Ten months ago, the federal government brought criminal copyright infringement charges against the executives behind the popular cyberlocker Megaupload. The government also shut down the site -- and in the process left users with no way to retrieve their files.
The move was cheered by the Motion Picture Association of America, which considers Megaupload a threat to the entertainment industry. But a recent study by researchers from the Munich School of Management and the Copenhagen Business School casts doubt on claims that Megaupload is bad for movies.
The researchers analyzed five years' worth of data from BoxOfficeMojo.com and found no evidence that shutting Megaupload helped the film industry overall take in more ticket revenue. In fact, the researchers say that the opposite might be true: If anything, the shutdown had a negative (although statistically insignificant) effect on the box office, according to the report. The researchers speculate that file-sharing "acts as a mechanism to spread information about a good from consumers with zero or low willingness to pay to users with high willingness to pay."
In other words, people who aren't going to pay to see a movie can nevertheless generate interest in the film among the people who are willing to buy a ticket. That seemed to especially hold true for "movies with smaller audiences," according to the report. On the other hand, big blockbusters did slightly better at the box office after the January shutdown of Megaupload. The report was summarized this weekend on TorrentFreak.

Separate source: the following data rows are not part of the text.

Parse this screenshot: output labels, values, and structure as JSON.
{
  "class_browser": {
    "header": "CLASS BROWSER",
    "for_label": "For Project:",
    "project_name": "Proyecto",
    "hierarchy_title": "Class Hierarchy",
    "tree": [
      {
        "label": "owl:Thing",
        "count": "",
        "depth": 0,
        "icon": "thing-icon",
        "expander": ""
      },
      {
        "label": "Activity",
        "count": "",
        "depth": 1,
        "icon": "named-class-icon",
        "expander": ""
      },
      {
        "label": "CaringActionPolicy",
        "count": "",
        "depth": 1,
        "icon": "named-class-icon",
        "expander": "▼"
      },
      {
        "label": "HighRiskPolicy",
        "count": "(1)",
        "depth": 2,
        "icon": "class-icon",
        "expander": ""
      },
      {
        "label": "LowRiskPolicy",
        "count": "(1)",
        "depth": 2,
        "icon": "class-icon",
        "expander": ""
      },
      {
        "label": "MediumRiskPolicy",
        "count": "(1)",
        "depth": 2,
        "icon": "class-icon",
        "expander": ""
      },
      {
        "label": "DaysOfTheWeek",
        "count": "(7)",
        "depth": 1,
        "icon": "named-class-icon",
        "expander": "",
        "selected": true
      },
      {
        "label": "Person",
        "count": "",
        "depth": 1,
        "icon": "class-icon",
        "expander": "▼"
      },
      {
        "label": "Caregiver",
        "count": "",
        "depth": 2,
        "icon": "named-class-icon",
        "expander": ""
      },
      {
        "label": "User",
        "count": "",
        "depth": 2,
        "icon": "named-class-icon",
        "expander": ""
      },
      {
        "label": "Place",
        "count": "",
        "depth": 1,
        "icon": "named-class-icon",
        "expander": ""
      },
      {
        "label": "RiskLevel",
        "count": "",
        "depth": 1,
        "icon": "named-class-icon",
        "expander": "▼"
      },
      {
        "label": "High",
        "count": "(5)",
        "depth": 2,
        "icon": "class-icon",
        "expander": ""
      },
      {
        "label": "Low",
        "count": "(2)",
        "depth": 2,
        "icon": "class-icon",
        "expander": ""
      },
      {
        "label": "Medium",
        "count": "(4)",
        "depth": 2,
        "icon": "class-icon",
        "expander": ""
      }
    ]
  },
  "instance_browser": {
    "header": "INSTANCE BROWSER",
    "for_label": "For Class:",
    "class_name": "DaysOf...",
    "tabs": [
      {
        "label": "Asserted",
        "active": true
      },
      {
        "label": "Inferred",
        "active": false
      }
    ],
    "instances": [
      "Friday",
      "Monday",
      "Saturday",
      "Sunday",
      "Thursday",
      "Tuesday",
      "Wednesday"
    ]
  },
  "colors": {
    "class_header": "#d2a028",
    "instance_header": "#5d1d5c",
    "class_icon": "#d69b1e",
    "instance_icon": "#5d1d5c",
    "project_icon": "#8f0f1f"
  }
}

The findings will almost certainly be challenged by other researchers. But this report's conclusions don't seem all that surprising, considering that some people will always prefer seeing movies in theaters -- despite the fact that they have to pay for tickets. And many of those theatergoers also want information about movies before shelling out to view them. That information can just as easily come from critics or friends who purchased tickets as from Web users who streamed pirated copies.